Friday, August 09, 2013

Was This Really Religious Discrimination?

It is a story like this that illustrates why there is so much animosity by the right towards the Israel Defense Forces. Not because they are right or wrong. But because of the way the Charedi world automatically assumes the worst.

YWN published a story yesterday about a Chabad soldier that was jailed for refusing to follow a direct order to remove his woolen Tzitzis.

On the surface one would be correctly outraged by something like this and label it the kind of religious discrimination that Charedim have correctly been afraid of… thus justifying their opposition to a military draft. That is how YWN characterized it. They unhesitatingly call the incident religious discrimination. But upon further examination of what really happened, one should realize that there very likely was no real discriminatory intent.

What happened was as follows: 
The soldier was instructed to remove his wool tzitzis during sports activities for fear he would overheat and possibly dehydrate. His commander told him during sport activities he may not wear three layers (undershirt, tzitzis and top shirt).
The soldier explained that he cannot remove the tzitzis for he is stringent in observing this mitzvah in line with Chabad minhag, to always wear wool tzitzis. The company commander became insistent and the soldier explained that this is his belief and he is unwilling to compromise. When things became more heated the soldier explained he will gladly sit in jail over this for it is a matter of principle.
The company commander took the matter to his superior officer and the Chabad soldier was sent to the IDF Nafach Prison for 10 days.

First let me say, that I think the IDF erred in this case. Sending a soldier to jail because he refused to remove his Tzitzis makes them look bad. And it gives fuel to the right. They will surely use this as an example of religious discrimination. But I think it is safe to say that his motivation was not to prevent that solider from following his religious beliefs. It was to save that soldier from getting heat stroke. In effect he was following Halacha whether he realized it or not. Pikuach Nefesh trumps almost every other Mitzvah requirement.

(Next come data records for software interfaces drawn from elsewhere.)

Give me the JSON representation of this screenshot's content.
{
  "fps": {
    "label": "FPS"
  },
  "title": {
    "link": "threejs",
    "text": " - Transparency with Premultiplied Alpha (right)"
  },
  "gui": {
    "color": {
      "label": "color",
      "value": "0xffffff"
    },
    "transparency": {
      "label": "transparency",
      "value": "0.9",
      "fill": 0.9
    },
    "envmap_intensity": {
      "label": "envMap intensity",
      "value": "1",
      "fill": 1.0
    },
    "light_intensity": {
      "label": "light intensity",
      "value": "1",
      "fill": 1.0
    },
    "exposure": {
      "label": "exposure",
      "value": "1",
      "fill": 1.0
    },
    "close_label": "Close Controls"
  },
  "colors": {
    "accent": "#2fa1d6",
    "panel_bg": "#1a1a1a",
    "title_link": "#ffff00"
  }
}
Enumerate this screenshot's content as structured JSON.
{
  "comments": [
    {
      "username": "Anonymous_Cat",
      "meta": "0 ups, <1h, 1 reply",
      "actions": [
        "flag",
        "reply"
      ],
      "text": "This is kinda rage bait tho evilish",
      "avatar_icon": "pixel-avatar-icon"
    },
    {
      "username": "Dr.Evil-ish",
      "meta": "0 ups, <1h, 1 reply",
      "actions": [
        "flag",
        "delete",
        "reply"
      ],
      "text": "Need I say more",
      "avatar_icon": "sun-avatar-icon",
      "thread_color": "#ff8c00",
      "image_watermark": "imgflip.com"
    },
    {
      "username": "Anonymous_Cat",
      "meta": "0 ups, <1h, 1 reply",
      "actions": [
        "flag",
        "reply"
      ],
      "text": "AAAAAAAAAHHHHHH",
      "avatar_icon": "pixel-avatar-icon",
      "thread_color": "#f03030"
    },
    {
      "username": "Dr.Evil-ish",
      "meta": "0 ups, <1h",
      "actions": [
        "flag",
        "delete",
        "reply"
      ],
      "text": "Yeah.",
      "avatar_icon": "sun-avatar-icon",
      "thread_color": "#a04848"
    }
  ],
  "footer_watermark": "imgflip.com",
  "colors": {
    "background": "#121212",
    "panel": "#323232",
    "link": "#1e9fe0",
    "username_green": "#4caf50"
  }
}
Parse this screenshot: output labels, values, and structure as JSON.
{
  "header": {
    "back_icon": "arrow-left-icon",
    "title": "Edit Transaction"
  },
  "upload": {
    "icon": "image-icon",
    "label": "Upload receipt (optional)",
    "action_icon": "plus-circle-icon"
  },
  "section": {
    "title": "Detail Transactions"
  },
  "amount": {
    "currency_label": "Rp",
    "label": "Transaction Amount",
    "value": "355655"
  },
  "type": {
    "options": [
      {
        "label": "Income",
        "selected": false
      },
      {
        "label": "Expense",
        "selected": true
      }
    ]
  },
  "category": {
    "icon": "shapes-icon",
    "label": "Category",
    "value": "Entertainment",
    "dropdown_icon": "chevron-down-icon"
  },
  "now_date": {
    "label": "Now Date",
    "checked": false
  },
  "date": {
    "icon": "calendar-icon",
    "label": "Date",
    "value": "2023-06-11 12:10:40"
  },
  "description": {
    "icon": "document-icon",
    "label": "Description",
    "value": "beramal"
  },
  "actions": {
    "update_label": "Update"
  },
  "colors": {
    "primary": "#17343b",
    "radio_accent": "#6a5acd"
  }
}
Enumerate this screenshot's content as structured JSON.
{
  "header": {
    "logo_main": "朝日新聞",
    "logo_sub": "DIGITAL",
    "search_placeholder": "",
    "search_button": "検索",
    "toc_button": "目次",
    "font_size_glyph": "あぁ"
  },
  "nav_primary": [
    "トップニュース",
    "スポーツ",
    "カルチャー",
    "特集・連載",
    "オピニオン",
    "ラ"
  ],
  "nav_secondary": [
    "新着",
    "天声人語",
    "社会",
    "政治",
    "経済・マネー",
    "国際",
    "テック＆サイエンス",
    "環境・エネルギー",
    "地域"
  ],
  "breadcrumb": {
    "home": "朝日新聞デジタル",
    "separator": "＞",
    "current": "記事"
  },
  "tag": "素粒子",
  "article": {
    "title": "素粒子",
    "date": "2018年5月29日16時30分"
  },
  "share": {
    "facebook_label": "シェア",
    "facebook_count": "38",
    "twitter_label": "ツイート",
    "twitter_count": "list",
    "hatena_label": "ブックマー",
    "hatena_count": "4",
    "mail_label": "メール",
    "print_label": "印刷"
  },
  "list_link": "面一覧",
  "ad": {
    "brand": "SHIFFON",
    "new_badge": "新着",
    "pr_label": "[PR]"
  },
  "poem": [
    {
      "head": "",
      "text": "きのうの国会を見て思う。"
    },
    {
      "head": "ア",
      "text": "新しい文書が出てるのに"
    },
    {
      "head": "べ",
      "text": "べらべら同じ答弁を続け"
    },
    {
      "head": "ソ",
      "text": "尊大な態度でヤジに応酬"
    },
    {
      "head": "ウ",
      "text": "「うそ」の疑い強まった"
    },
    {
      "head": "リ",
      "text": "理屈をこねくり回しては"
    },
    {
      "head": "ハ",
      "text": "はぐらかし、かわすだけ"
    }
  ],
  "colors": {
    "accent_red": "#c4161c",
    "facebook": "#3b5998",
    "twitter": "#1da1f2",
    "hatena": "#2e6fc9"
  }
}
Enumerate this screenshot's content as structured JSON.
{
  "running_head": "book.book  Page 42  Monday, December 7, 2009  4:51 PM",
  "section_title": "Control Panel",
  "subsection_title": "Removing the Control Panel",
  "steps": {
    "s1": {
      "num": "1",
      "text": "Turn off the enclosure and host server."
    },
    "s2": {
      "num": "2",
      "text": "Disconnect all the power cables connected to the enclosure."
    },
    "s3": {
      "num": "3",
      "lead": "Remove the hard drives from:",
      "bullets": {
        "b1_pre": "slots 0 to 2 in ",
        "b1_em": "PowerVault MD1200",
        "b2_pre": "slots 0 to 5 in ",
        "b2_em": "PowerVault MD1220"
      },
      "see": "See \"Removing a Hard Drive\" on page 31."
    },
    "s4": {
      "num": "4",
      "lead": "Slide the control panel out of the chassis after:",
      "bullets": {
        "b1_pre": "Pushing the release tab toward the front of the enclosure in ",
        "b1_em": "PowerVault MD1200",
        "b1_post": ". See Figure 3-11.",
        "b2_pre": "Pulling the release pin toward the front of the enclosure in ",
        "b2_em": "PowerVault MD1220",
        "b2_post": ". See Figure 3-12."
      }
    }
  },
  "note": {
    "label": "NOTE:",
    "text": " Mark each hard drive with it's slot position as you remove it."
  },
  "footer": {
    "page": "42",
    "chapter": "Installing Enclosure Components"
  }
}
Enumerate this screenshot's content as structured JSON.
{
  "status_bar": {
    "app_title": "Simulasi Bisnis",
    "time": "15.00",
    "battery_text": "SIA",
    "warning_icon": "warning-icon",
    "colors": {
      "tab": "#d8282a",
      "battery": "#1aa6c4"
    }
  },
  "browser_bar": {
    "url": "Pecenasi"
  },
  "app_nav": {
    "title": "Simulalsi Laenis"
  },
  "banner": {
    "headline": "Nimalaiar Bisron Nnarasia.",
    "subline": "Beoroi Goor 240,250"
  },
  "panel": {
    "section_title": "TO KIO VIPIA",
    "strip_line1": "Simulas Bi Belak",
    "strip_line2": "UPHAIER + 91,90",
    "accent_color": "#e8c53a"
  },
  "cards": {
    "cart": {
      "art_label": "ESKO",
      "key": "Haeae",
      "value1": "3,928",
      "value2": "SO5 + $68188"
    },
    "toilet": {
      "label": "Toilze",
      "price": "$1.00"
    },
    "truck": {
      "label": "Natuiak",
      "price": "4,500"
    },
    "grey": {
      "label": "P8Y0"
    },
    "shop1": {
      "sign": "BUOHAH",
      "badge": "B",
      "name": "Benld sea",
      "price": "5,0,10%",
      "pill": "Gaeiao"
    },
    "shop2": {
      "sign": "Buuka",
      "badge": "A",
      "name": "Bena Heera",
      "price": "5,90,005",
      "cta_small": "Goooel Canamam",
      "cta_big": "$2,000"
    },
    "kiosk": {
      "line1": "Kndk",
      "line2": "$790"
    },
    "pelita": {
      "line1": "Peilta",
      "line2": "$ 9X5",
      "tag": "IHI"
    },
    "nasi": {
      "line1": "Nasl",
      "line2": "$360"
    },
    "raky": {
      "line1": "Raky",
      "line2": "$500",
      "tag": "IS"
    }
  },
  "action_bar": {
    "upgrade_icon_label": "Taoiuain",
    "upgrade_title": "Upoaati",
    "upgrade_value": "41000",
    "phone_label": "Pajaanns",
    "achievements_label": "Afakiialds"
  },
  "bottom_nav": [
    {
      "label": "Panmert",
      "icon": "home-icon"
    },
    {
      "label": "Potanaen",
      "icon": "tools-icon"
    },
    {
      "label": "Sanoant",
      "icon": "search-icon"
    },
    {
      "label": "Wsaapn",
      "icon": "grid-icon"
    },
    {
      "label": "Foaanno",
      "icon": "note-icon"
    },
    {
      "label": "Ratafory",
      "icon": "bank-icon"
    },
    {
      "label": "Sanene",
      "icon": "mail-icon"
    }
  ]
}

It should also be noted that Halacha does not require one to wear Tzitzis every moment of the day. It is a Mitzvah Kiyumis - meaning that we are only required to wear Tzitzis if we wear a four cornered Beged. If we don't, there is no bibilcaly requirement to do wear one. Although the custom today is to always wear a 4 cornered Beged (piece of clothing) so we can fulfill this Mitzvah. Otherwise it would go into oblivion.

Furthermore the fact Woolen Tzitzis are preferred by many people is because the Mitzvah of Tzitzis is only fulfilled biblically if the Beged is made of wool. Tzitzis on a non woolen 4 cornered Beged are only required rabbinically. 

But the flip side of that is if Techeles (a blue thread) is not present in the Tziztis, there is one Rishon (the Baal HaMeor) who says the Tzitzis are invalid and thus wearing a 4-cornered woolen beged without Techeiles would be in violation of biblical law. We do not have Techeiles today. (Even though there are some who claim to have found the source of the actual dye required to make it - it is not universally accepted as such.) 

Although most Poskim follow the majority opinion that Techeiles is a separate Mitzvah and that one fulfills the biblical requirement of Tzitzis by wearing only white Tzitzes, the Gra is said to have only worn cotton Tzitzis in order to avoid the possiblity of violating biblical law.

So the insistence on wearing woolen Tzitzis is far from an absolute Halachic requirement under any circumstances. Let alone in extreme heat under conditions of vigorous exercise. 

I have absolutely no doubt that the IDF does not have an anti Tzitzis policy. And I’ll bet that the Chabad soldiers superiors in that situation do not have a personal record of animus toward wearing Tzitzis. It is completely unfair, misleading, and perhaps even irresponsible for YWN to call this religious discrimination.

Unless they can prove that the motivation behind this command was religious discrimination, I think we ought to give them the benefit of the doubt. 

And if the standard practice for refusing a direct order is jail time, then this fellow’s superiors did nothing wrong. Even though they probably should not have done so because how this is being perceived in the Charedi world. Why give them more reasons to protest?